Next, identify the brightest star of the three — depending on the time of night you’re out, it’s likely to be nearly directly overhead. That’s Vega. Remember the 1997 movie Contact, starring Jodie Foster? It’s one of my favorites and is likely on any amateur astronomer’s short list. Vega is the star where the signal from the extraterrestrials originated. Note its position.
Now, find the North Star. Look to the northwest and find the Big Dipper, a constellation that’s usually easy to identify. Follow the line formed by the dipper’s lip north until you reach an otherwise unremarkable, moderately bright star. That’s Polaris, the North Star.
Now you’re ready to venture into the dragon-haunted territory between Vega and Polaris. Draco is a slim but expansive constellation; imagine a long serpentine dragon from Chinese mythology, rather than the massive Smaug from The Hobbit. Draco’s head lurks close to Vega — look for two fairly bright stars very close together.
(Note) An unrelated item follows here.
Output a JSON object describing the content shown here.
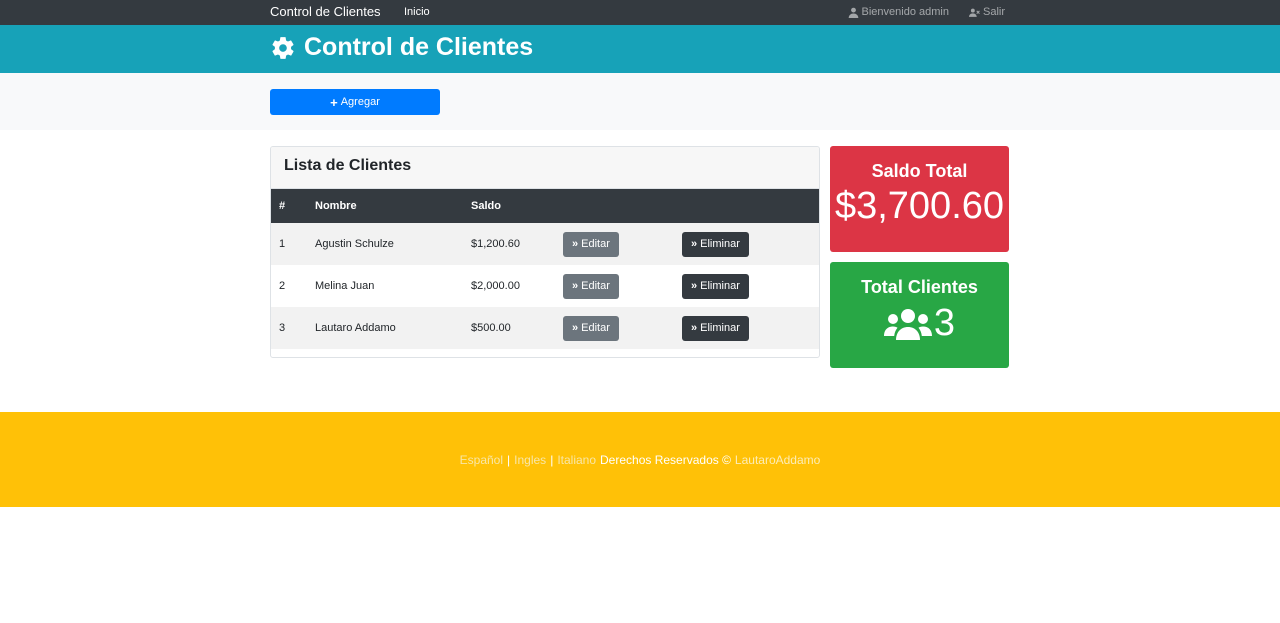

Its narrow body then snakes this way and that, curving northeast, twisting around to the northwest, and finally tapering off to a sharp tail pointing north.
The third star from the end of the dragon’s tail has the official designation Alpha Draconis. It’s also called Thuban, a transliteration from Arabic meaning “big snake.” You may recall that all stars are in motion, albeit slowly, and that Polaris has not always been the North Star. When the ancient Egyptians built the Great Pyramid in 2600 BCE, Thuban occupied the position of North Star.
Draco is a somewhat obscure but fun constellation to be able to identify. To me, it seems to guard the northern reaches of the sky from celestial interlopers, while welcoming Earth-bound observers. Clear skies!